This is my latest work created in my Northern Virginia studio. It is a familiar scene – Three Ridges.  This was painted from a photo taken in the Fall from the overlook at the top of Devil’s Knob.  I “enhanced” the fall color a bit.  I also included the fence, something I didn’t used to do but now that I’m practicing more man made objects I’ve been including it.  This painting is 16 x 12 Oil on canvas.
Three Ridges Overlook in Fall

I’m also working on a larger version of my earlier painting of Three Ridges in Cloud in my mountain studio.  I want to replace the picture over the fireplace in the mountain house and it needs something big. It’s interesting redoing something that you’ve done before.  The original impressionists did it all the time. I really like the first one I did so I want this one to be just as good.  There’s no doubt it will be different. It is 48×24, so it will be my largest painting.  It will be a while before it’s done, but I will post it when it is.  Below is the first one I did (36×18) which I covered in an earlier post.
Three Ridges in Cloud

Class with Christine Lashley

Last Thursday I played hooky from work and took a plein aire workshop with a local artist named Christine Lashely. I found her because she was one of the chosen artists for the Bath County Plein Aire Festival, which I’ve been following because there is some overlap with artists that I know from classes at Nimrod Hall. I liked her art and noticed that she was local to Northern Virginia, so I got on her mailing list.

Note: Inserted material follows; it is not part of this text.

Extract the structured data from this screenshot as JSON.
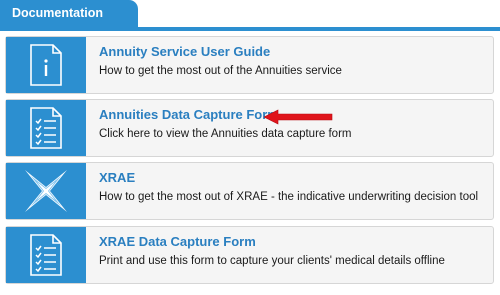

The workshop was held at Ross Farm in Dickerson Maryland near Frederick. It was a lovely setting with a view of Sugarloaf Mountain and lovely barns and buildings. The leaves were pretty close to peak and it was a beautiful day.

We started off with a watercolor of Sugarloaf. My watercolor skills are improving, but still challenged, and I got frustrated and put it away to start on an oil painting. Christine got me to bring it back out and provided some very helpful critique.  One of the first things you learn about her is that she sees purple in everything, but she’s right! She got me to tone down the orange trees on the mountain with purple, which helped account for atmospheric distortion from the distance. She also got me to put on more layers of paint in general, making the work bolder and brighter and more complex. Below is the finished product.

Sugarloaf Watercolor

I say finished, but as it turns out plein aire painting doesn’t allow for perfect. That’s part of what makes it fun. You have to take what you get because you have a limited amount of time and the scene is always changing. Even with the challenges it has many advantages to painting from photos. You see colors that are much more vivid and the depth of the scene is not lost to the flatness of a photo.

After we finished our watercolors we moved out of the wind a little – which was blowing hard enough to blow easels over. I chose to paint the big red barn and the brilliant orange tree that was next to it. I don’t like the perspective of my painting, but once again, plein aire doesn’t allow for perfect.  I do like the colors and the rest of the scene. Once again, Christine provided critique that much improved the painting. Of course we added some purple which once again improved the scene more that I would imagine. She also helped with a new brush technique to smudge the paint in places.  Below is the result of the oil painting session.

Barn Oil

Even a bad day plein aire painting is better than any day at the office. I need to do this more often!